• **Task statement**
Your answer should be a number only: the count of lines in the following entries that contain "icon".
• • • •
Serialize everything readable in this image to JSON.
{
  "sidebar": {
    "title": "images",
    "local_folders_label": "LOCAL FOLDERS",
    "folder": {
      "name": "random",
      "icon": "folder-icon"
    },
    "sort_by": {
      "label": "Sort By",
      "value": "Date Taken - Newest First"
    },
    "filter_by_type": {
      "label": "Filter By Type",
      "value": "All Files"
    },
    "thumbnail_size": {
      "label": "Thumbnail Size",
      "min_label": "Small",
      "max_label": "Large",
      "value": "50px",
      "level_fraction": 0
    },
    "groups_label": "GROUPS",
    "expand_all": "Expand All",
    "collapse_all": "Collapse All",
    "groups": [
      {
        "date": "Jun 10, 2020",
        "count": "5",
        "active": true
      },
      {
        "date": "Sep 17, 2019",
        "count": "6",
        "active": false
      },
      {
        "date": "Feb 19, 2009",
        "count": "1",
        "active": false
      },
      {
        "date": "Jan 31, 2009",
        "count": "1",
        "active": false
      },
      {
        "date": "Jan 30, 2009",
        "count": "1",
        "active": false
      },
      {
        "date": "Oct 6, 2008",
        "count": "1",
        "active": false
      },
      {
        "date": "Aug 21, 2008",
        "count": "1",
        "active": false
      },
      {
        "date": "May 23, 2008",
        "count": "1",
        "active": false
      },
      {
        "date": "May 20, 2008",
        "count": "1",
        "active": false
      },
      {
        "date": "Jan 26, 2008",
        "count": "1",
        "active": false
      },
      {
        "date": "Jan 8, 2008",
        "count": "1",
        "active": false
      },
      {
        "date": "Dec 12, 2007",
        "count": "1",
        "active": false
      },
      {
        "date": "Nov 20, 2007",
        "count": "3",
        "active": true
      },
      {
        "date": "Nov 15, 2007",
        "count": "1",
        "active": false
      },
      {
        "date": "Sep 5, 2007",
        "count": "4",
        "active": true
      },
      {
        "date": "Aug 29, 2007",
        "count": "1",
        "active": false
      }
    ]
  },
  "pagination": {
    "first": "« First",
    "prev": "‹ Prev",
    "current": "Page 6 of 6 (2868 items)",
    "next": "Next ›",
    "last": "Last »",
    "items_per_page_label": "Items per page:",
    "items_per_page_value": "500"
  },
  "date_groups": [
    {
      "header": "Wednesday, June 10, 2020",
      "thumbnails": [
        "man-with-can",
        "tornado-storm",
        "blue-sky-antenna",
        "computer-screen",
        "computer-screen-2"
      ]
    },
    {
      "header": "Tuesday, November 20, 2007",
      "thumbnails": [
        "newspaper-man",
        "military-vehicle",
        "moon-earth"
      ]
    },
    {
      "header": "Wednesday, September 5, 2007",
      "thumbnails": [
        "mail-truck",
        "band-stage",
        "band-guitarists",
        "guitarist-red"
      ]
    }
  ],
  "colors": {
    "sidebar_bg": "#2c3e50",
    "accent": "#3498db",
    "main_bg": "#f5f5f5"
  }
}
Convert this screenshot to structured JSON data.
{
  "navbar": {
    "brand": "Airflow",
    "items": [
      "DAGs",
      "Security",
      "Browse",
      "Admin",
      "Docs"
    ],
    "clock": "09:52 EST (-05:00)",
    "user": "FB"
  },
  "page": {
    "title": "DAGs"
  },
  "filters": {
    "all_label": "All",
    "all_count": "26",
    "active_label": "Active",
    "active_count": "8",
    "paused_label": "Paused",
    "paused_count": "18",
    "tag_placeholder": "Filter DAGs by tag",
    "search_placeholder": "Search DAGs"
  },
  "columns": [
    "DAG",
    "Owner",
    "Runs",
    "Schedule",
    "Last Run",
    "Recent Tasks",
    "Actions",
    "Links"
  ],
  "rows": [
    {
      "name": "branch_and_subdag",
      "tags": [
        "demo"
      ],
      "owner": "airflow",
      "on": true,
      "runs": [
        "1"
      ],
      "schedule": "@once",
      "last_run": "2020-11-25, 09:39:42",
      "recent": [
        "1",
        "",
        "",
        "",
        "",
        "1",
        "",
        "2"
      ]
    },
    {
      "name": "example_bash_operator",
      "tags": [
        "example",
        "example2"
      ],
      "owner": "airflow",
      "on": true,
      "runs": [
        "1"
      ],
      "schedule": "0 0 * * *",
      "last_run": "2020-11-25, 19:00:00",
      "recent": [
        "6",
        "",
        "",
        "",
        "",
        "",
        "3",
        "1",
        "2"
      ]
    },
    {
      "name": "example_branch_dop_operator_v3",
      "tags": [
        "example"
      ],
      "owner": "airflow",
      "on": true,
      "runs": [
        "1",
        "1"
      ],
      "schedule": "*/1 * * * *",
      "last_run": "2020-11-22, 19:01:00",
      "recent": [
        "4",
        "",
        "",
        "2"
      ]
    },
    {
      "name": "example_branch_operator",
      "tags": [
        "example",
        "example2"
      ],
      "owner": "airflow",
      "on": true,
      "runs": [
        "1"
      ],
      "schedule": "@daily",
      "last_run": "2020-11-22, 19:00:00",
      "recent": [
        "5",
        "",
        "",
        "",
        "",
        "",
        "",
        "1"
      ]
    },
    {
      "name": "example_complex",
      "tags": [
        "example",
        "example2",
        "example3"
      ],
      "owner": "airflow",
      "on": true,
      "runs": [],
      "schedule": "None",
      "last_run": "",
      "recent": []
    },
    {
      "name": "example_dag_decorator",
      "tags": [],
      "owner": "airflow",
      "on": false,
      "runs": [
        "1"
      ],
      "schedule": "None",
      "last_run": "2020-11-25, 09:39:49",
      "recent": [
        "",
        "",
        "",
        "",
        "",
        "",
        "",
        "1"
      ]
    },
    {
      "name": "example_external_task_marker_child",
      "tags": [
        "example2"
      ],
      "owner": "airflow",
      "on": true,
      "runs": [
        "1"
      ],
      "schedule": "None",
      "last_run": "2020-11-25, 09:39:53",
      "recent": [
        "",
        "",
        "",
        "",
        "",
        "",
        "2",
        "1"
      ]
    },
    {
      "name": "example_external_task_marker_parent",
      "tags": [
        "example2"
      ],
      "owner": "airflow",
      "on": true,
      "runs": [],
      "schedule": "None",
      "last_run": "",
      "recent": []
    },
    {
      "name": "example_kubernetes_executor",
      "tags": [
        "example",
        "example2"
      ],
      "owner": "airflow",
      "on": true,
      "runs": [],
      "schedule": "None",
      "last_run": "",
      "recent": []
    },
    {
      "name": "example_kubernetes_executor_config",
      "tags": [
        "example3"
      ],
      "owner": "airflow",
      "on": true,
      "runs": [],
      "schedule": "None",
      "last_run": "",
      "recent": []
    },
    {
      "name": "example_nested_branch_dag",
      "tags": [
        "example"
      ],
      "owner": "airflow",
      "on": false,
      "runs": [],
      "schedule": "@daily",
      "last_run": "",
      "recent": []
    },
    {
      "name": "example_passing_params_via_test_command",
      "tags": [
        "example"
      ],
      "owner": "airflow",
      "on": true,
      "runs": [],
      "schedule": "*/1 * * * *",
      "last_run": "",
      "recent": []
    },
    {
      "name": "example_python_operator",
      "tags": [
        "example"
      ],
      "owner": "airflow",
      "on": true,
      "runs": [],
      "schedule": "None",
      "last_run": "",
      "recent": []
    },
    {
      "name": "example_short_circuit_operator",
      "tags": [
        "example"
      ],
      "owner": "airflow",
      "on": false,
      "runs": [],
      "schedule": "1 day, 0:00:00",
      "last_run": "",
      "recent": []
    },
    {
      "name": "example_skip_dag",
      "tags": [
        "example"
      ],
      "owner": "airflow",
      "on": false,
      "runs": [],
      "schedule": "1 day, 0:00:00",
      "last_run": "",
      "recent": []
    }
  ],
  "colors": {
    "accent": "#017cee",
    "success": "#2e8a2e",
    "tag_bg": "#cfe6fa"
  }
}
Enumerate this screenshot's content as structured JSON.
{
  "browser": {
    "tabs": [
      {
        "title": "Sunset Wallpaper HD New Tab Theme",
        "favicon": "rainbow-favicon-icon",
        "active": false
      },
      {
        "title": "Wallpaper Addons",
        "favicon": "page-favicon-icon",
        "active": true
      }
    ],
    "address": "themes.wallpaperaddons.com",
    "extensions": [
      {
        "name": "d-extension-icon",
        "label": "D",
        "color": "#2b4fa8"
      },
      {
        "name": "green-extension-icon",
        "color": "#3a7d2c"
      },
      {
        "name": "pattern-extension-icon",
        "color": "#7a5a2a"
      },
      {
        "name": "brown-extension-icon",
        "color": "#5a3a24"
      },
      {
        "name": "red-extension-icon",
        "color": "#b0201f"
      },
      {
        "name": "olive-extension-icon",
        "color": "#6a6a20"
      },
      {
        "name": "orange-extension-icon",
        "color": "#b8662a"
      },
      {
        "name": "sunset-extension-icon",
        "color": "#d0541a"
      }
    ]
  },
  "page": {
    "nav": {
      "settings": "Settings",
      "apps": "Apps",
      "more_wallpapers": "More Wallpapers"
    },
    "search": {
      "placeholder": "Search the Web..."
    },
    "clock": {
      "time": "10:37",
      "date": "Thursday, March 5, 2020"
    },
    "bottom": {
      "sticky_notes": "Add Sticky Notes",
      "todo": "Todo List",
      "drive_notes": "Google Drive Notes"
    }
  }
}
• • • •
• **Answer section**
11